[Data about app and page elements]
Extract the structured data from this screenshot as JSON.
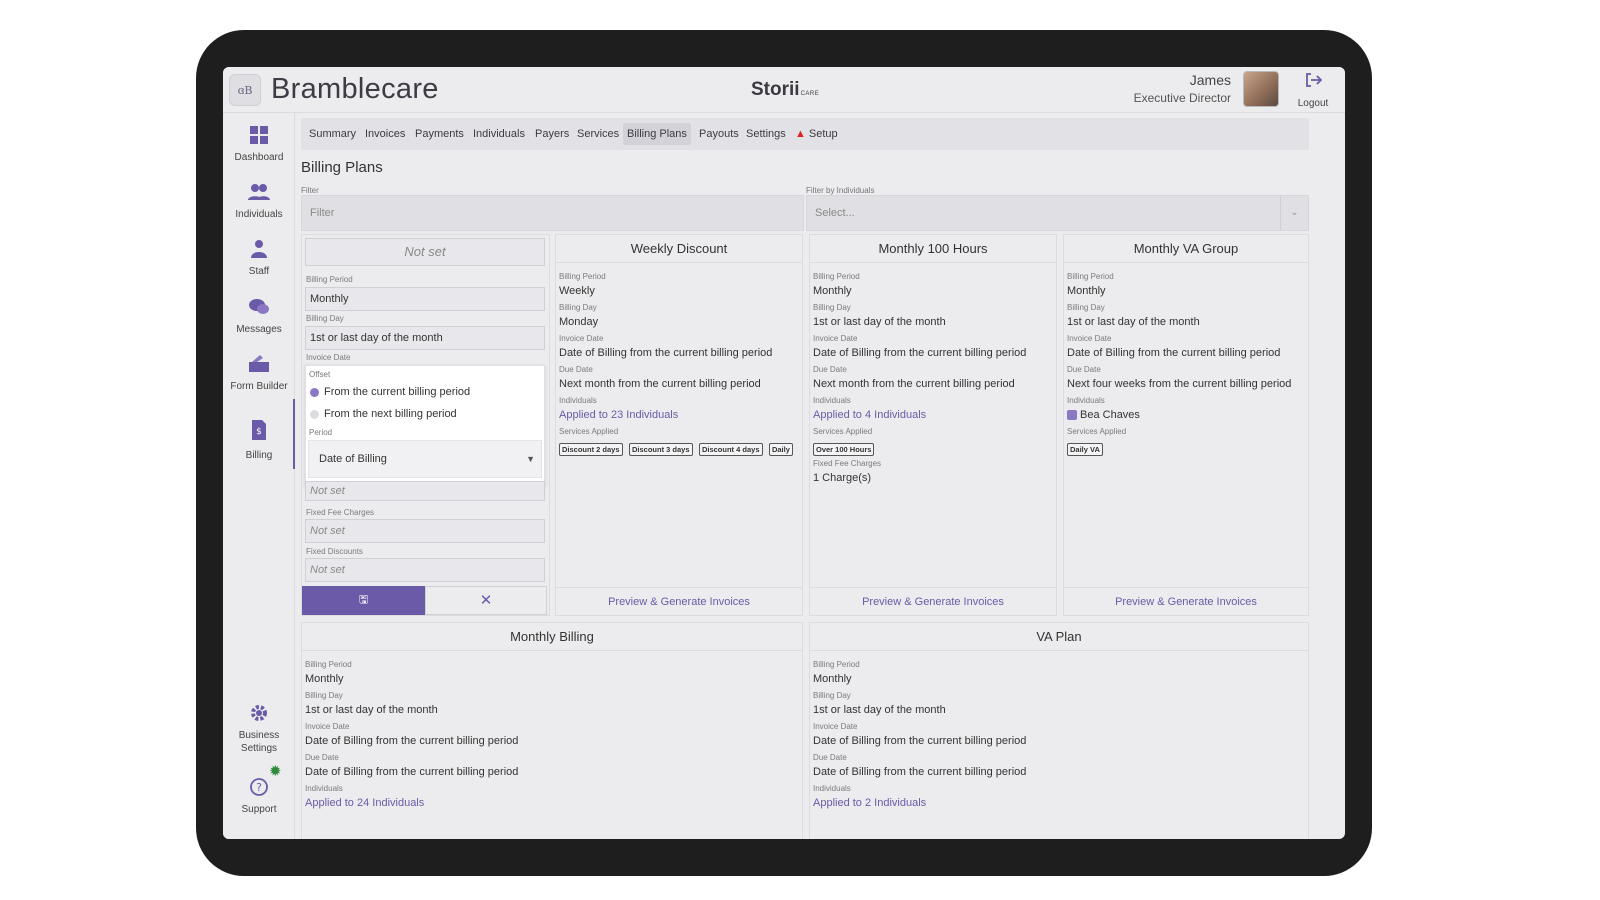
{
  "app": {
    "org_name": "Bramblecare",
    "logo_text": "ɞB",
    "brand": "Storii",
    "brand_sub": "CARE"
  },
  "user": {
    "name": "James",
    "role": "Executive Director",
    "logout_label": "Logout"
  },
  "sidebar": {
    "items": [
      {
        "label": "Dashboard",
        "icon": "dashboard-icon"
      },
      {
        "label": "Individuals",
        "icon": "individuals-icon"
      },
      {
        "label": "Staff",
        "icon": "staff-icon"
      },
      {
        "label": "Messages",
        "icon": "messages-icon"
      },
      {
        "label": "Form Builder",
        "icon": "form-builder-icon"
      },
      {
        "label": "Billing",
        "icon": "billing-icon"
      }
    ],
    "bottom": [
      {
        "label": "Business Settings",
        "icon": "gear-icon"
      },
      {
        "label": "Support",
        "icon": "help-icon"
      }
    ]
  },
  "tabs": [
    "Summary",
    "Invoices",
    "Payments",
    "Individuals",
    "Payers",
    "Services",
    "Billing Plans",
    "Payouts",
    "Settings",
    "Setup"
  ],
  "active_tab": "Billing Plans",
  "page": {
    "title": "Billing Plans",
    "filter_label": "Filter",
    "filter_placeholder": "Filter",
    "filter_by_label": "Filter by Individuals",
    "filter_by_placeholder": "Select..."
  },
  "edit_card": {
    "title_placeholder": "Not set",
    "billing_period_label": "Billing Period",
    "billing_period_value": "Monthly",
    "billing_day_label": "Billing Day",
    "billing_day_value": "1st or last day of the month",
    "invoice_date_label": "Invoice Date",
    "offset_label": "Offset",
    "offset_options": [
      "From the current billing period",
      "From the next billing period"
    ],
    "period_label": "Period",
    "period_value": "Date of Billing",
    "below_popup_placeholder": "Not set",
    "fixed_fee_label": "Fixed Fee Charges",
    "fixed_fee_placeholder": "Not set",
    "fixed_discounts_label": "Fixed Discounts",
    "fixed_discounts_placeholder": "Not set"
  },
  "labels": {
    "billing_period": "Billing Period",
    "billing_day": "Billing Day",
    "invoice_date": "Invoice Date",
    "due_date": "Due Date",
    "individuals": "Individuals",
    "services_applied": "Services Applied",
    "fixed_fee_charges": "Fixed Fee Charges",
    "preview": "Preview & Generate Invoices"
  },
  "plans": {
    "weekly_discount": {
      "title": "Weekly Discount",
      "billing_period": "Weekly",
      "billing_day": "Monday",
      "invoice_date": "Date of Billing from the current billing period",
      "due_date": "Next month from the current billing period",
      "individuals": "Applied to 23 Individuals",
      "services": [
        "Discount 2 days",
        "Discount 3 days",
        "Discount 4 days",
        "Daily"
      ]
    },
    "monthly_100": {
      "title": "Monthly 100 Hours",
      "billing_period": "Monthly",
      "billing_day": "1st or last day of the month",
      "invoice_date": "Date of Billing from the current billing period",
      "due_date": "Next month from the current billing period",
      "individuals": "Applied to 4 Individuals",
      "services": [
        "Over 100 Hours"
      ],
      "fixed_fee": "1 Charge(s)"
    },
    "monthly_va": {
      "title": "Monthly VA Group",
      "billing_period": "Monthly",
      "billing_day": "1st or last day of the month",
      "invoice_date": "Date of Billing from the current billing period",
      "due_date": "Next four weeks from the current billing period",
      "individual": "Bea Chaves",
      "services": [
        "Daily VA"
      ]
    },
    "monthly_billing": {
      "title": "Monthly Billing",
      "billing_period": "Monthly",
      "billing_day": "1st or last day of the month",
      "invoice_date": "Date of Billing from the current billing period",
      "due_date": "Date of Billing from the current billing period",
      "individuals": "Applied to 24 Individuals"
    },
    "va_plan": {
      "title": "VA Plan",
      "billing_period": "Monthly",
      "billing_day": "1st or last day of the month",
      "invoice_date": "Date of Billing from the current billing period",
      "due_date": "Date of Billing from the current billing period",
      "individuals": "Applied to 2 Individuals"
    }
  },
  "colors": {
    "accent": "#6b5aa8",
    "warning": "#d22222",
    "badge_green": "#2d8a3a"
  }
}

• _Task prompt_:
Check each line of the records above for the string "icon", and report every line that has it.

• _Task answer_:
        "icon": "dashboard-icon"
        "icon": "individuals-icon"
        "icon": "staff-icon"
        "icon": "messages-icon"
        "icon": "form-builder-icon"
        "icon": "billing-icon"
        "icon": "gear-icon"
        "icon": "help-icon"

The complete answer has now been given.